Recommended Reference/s: Note: References are provided for guidance purposes only. Students are advised to consult these books in the university library. Purchase is not required.
  • Architecture of a Database System
  • Database Management Systems
Online Course Content: USyd e-Learning
Note on Resources: Other material and prescribed readings may be specified through the unit of study web page.

Note that the "Weeks" referred to in this Schedule are those of the official university semester calendar

Week Description
Week 1 Architecture of Database Systems
Organisation and Administrativa
Week 2 Storage Layer: Physical Data Organisation
Week 3 Tree-based Index Structures
Week 4 Hash and Bitmap Indexes
Week 5 Introduction to Query Processing and External Sorting
Week 6 Query Execution and Join Algorithms
Week 7 Query Optimization
Week 8 Distributed Data Management
Assessment Due: Mid-Semester Quiz
Week 9 Distributed Computation and Data Processing
Week 10 Dataflow Platforms
Week 11 Data Stream Processing
Week 12 NoSQL
Assessment Due: Assignment
Week 13 UoS Review
Exam Period Assessment Due: Final Exam

Course Relations

The following is a list of courses which have added this Unit to their structure.

Course Year(s) Offered
Bachelor of Advanced Computing (Computational Data Science) 2018, 2019, 2020
Bachelor of Advanced Computing/Bachelor of Commerce 2018, 2019, 2020
Bachelor of Advanced Computing/Bachelor of Science 2018, 2019, 2020
Bachelor of Advanced Computing/Bachelor of Science (Health) 2018, 2019, 2020
Bachelor of Advanced Computing/Bachelor of Science (Medical Science) 2018, 2019, 2020
Bachelor of Advanced Computing (Computer Science Major) 2018, 2019, 2020
Bachelor of Advanced Computing (Information Systems Major) 2018, 2019, 2020
Bachelor of Advanced Computing (Software Development) 2018, 2019, 2020
Bachelor of Computer Science and Technology 2016, 2017
Bachelor of Computer Science and Technology (Advanced) 2016, 2017
Bachelor of Computer Science & Tech. Mid-Year 2016, 2017
Biomedical Mid-Year 2016, 2017, 2018, 2019, 2020
Biomedical 2016, 2017, 2018, 2019, 2020
Software 2020
Bachelor of Information Technology 2015, 2016, 2017
Bachelor of Information Technology/Bachelor of Arts 2015, 2016, 2017
Bachelor of Information Technology/Bachelor of Commerce 2015, 2016, 2017
Bachelor of Information Technology/Bachelor of Medical Science 2016, 2017
Bachelor of Information Technology/Bachelor of Science 2015, 2016, 2017
Bachelor of Information Technology/Bachelor of Laws 2015, 2016, 2017
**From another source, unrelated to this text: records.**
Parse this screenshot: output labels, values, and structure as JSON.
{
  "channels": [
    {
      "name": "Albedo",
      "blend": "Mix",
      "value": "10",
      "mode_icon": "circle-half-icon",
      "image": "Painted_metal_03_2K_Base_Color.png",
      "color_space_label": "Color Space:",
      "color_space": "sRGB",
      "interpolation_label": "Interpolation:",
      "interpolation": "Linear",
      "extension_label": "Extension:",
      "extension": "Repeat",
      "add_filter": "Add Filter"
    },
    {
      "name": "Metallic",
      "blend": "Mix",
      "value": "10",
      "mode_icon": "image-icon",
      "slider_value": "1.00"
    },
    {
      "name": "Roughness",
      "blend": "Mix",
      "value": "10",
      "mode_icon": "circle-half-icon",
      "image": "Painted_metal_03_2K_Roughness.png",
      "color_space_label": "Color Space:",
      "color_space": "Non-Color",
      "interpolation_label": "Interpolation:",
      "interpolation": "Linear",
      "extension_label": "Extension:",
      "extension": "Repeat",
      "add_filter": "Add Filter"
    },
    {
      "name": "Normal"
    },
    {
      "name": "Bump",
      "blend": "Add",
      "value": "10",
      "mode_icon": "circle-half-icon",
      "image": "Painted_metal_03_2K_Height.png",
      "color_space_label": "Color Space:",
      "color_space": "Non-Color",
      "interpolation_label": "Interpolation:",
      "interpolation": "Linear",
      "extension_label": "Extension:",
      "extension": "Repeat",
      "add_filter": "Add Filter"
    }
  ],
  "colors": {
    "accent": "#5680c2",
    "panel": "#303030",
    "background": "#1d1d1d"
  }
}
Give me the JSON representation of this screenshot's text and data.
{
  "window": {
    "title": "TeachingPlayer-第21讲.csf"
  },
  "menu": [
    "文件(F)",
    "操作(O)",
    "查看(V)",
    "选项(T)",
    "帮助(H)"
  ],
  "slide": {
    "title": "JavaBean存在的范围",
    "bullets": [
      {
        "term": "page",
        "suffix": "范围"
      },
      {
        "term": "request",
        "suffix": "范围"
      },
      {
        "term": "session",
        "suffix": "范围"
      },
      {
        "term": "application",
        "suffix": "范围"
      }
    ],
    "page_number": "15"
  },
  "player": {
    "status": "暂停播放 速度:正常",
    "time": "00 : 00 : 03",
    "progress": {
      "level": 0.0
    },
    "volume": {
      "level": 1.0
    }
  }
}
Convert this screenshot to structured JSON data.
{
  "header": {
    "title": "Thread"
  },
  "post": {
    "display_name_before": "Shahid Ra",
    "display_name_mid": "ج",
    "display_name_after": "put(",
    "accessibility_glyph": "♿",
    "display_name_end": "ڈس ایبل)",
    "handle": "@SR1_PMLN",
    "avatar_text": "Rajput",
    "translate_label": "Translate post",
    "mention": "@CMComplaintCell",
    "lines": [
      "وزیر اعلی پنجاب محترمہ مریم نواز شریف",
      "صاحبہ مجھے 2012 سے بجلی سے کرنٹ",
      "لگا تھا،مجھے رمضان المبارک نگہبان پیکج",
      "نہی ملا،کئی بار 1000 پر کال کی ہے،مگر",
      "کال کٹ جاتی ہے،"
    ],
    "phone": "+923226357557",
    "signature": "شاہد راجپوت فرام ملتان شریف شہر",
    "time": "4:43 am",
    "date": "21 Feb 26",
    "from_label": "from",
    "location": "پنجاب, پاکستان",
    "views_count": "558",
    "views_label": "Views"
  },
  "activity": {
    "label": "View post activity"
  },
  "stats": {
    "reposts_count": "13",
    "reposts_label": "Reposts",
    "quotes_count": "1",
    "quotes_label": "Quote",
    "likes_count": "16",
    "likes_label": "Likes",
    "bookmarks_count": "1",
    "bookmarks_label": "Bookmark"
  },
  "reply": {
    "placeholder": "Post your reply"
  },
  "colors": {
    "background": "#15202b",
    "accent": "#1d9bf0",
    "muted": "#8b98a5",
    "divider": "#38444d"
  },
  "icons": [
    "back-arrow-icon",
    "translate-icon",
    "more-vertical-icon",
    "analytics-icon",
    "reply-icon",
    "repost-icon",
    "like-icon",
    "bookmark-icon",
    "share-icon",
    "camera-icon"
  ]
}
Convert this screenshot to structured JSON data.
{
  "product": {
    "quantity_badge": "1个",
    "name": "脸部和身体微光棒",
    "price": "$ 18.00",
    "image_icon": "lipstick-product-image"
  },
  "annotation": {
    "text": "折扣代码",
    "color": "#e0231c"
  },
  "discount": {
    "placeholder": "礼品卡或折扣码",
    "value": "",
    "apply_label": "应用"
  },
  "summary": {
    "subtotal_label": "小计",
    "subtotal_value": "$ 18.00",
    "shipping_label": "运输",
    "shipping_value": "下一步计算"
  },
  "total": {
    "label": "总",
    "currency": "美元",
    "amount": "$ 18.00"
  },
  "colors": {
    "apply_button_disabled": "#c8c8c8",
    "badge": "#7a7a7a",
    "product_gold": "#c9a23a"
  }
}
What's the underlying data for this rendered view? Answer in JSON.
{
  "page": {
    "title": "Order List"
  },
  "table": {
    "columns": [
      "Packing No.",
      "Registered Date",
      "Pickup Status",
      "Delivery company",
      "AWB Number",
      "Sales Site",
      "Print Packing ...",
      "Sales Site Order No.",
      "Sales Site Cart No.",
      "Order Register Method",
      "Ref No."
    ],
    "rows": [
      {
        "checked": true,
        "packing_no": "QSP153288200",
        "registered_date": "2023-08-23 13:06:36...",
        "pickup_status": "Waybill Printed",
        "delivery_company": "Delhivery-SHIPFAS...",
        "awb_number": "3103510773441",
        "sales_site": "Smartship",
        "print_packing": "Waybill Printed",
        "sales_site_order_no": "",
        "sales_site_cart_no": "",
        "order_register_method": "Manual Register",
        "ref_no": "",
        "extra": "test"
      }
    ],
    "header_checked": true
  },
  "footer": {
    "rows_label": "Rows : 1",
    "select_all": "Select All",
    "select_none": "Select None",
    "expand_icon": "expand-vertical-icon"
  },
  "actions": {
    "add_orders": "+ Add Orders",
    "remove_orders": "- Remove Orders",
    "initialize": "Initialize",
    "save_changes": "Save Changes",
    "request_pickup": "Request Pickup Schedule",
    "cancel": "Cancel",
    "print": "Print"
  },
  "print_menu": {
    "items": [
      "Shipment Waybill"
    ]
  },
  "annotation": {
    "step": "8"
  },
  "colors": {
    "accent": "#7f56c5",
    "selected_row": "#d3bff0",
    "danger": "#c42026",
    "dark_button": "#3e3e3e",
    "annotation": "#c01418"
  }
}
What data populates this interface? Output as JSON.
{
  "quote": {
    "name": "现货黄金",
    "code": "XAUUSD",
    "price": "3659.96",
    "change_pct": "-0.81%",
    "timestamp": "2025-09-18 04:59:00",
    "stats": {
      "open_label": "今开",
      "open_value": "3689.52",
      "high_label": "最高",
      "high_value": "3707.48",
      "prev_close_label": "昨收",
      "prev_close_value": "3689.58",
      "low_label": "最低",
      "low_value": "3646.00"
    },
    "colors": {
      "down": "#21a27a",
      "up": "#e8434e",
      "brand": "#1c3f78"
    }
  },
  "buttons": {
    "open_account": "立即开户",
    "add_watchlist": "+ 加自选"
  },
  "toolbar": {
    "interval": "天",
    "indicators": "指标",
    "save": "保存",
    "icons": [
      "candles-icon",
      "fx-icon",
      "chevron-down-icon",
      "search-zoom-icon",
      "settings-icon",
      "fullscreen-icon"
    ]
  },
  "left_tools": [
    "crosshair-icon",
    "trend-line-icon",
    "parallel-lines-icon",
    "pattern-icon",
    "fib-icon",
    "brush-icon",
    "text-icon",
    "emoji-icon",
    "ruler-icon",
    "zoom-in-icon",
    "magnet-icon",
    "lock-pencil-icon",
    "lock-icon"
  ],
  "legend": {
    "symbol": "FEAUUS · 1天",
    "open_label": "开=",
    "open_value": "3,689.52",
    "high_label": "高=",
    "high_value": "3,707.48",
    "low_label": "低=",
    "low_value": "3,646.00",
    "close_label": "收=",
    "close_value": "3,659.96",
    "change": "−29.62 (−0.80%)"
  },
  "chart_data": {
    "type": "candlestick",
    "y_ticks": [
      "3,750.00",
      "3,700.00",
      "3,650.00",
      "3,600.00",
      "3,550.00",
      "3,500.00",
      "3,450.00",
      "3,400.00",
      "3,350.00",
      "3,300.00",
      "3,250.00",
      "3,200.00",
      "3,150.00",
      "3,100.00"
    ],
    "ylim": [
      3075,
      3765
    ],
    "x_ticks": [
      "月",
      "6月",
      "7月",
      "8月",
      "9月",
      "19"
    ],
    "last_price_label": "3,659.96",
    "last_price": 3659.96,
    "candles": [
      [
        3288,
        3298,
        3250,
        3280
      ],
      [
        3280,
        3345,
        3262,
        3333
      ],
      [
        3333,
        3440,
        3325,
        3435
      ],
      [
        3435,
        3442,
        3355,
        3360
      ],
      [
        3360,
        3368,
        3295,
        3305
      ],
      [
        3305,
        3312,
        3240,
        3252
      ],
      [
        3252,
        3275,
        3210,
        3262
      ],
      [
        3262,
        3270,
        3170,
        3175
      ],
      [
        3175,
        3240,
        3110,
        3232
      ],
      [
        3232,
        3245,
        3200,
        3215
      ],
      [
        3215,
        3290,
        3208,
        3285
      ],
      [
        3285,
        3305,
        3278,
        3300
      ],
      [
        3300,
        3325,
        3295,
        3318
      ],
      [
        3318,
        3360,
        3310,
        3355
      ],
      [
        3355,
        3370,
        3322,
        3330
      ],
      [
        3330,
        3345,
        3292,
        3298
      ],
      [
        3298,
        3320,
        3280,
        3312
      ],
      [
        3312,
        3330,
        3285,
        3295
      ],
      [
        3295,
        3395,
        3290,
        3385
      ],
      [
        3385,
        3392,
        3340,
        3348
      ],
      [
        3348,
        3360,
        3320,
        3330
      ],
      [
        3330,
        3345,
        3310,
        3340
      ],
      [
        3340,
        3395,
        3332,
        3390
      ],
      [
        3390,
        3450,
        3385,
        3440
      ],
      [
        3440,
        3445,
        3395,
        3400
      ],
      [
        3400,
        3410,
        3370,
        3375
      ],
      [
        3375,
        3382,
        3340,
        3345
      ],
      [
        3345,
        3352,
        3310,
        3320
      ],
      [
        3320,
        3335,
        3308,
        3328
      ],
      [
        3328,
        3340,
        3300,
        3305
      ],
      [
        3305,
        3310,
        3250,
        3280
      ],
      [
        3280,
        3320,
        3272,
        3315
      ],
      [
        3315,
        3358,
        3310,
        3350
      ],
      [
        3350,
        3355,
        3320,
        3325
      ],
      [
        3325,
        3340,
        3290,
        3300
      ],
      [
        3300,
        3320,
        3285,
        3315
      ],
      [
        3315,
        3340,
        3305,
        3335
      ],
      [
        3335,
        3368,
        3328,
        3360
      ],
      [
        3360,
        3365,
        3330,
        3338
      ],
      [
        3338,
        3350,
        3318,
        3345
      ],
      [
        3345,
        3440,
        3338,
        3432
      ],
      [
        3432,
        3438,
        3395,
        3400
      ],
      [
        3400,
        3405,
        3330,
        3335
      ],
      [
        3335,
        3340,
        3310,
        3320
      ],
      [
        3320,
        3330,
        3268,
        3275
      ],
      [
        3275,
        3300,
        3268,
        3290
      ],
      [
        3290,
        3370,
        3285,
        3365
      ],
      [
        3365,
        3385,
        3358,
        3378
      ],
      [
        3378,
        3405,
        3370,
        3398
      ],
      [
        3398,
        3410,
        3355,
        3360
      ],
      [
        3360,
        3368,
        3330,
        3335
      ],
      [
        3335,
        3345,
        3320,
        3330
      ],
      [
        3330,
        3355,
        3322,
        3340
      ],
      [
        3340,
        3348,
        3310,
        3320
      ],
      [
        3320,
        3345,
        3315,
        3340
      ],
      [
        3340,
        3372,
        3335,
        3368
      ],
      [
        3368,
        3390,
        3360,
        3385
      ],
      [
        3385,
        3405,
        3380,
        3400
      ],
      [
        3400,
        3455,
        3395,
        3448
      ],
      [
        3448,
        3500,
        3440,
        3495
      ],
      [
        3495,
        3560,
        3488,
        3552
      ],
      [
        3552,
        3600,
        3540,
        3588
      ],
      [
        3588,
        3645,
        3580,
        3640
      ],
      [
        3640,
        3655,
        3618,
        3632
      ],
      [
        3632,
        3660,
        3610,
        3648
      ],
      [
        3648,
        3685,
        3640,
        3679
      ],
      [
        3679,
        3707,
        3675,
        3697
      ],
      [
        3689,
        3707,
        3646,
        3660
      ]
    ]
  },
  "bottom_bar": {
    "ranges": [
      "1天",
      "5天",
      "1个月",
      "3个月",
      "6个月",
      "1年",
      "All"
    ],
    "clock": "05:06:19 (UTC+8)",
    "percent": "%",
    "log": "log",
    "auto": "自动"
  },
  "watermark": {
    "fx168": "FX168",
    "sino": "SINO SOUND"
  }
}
Course Goals

This unit contributes to the achievement of the following course goals:

Attribute Practiced Assessed
(5) Interdisciplinary, Inclusiveness, Influence (Level 3) No 0%
(6) Communication and Inquiry/ Research (Level 3) No 0%
(4) Design (Level 3) No 25.33%
(3) Problem Solving and Inventiveness (Level 3) No 0%
(2) Engineering/ IT Specialisation (Level 3) No 52.67%
(1) Maths/ Science Methods and Tools (Level 3) No 22%

These goals are selected from Engineering & IT Graduate Outcomes Table 2018 which defines overall goals for courses where this unit is primarily offered. See Engineering & IT Graduate Outcomes Table 2018 for details of the attributes and levels to be developed in the course as a whole. Percentage figures alongside each course goal provide a rough indication of their relative weighting in assessment for this unit. Note that not all goals are necessarily part of assessment. Some may be more about practice activity. See Learning outcomes for details of what is assessed in relation to each goal and Assessment for details of how the outcome is assessed. See Attributes for details of practice provided for each goal.